- Prioritise activities which are both important and urgent: for example, where other people are waiting for your input.
- Delegate unimportant activities or drop them altogether.
- Divide major tasks into achievable blocks of work.
- Start the day by clearing the decks: quickly scanning new mail and messages, reviewing your schedule, and dealing with small, urgent tasks.
- Recognise what times of day best suit different activities: for example, calling customers when you are at your liveliest.
- Schedule your activities, deciding how much time to devote to each task and setting realistic deadlines; set interim deadlines for major projects.
- Build tedious, unpleasant or long-term activities into your routine: for example, scheduling a regular weekly project review at a set time.

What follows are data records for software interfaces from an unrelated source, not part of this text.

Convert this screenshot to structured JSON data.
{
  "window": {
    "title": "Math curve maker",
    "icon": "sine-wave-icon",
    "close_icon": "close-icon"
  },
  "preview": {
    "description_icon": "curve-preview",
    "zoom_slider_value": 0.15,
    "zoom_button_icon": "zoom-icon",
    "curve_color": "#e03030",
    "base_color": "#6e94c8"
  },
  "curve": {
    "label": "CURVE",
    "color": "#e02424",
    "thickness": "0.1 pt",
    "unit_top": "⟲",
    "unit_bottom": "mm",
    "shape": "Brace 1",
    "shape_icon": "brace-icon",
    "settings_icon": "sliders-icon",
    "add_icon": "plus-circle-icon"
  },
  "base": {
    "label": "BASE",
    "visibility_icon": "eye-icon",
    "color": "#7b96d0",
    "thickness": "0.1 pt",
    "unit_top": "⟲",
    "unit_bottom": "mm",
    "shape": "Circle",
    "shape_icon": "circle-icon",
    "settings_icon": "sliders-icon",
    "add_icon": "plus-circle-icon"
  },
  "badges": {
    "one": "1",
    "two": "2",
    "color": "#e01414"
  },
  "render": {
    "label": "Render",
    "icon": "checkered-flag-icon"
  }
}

- Use time-management tools and software: a diary, a to-do list, and project-planning software for long-term projects.
- Invest time in setting up time-saving systems: for example, a good filing system, templates for standard letters, and procedures for routine tasks.
- Deal with new information effectively: act on it if necessary, delegate it if appropriate, file it if relevant or throw it away.
- Collaborate effectively: ask others to provide what you need, in a form that suits you when you need it, and return the favour.
- Avoid overloading yourself: get involved only if you need to, ignore unnecessary detail, and delegate routine tasks.
- Use technology to make use of ‘dead time’ such as smartphones and tablet computers that allow you to work on the move.
- Get rid of distractions: put your phone on voicemail, unnecessary visits and meetings, clear office clutter and resist time-wasting activities (such as emails and social media) unless they contribute to the achievement of aims.
- Analyse your time use: log your activities, then review how much time you wasted on unimportant matters and tasks you should have delegated.
- set and meet deadlines
- schedule your activities
- tackle one thing at a time
- create efficient systems
- delegate effectively
- use technology to maximise your efficiency
- procrastinate or dither
- try to do too much
- allow unnecessary clutter and distractions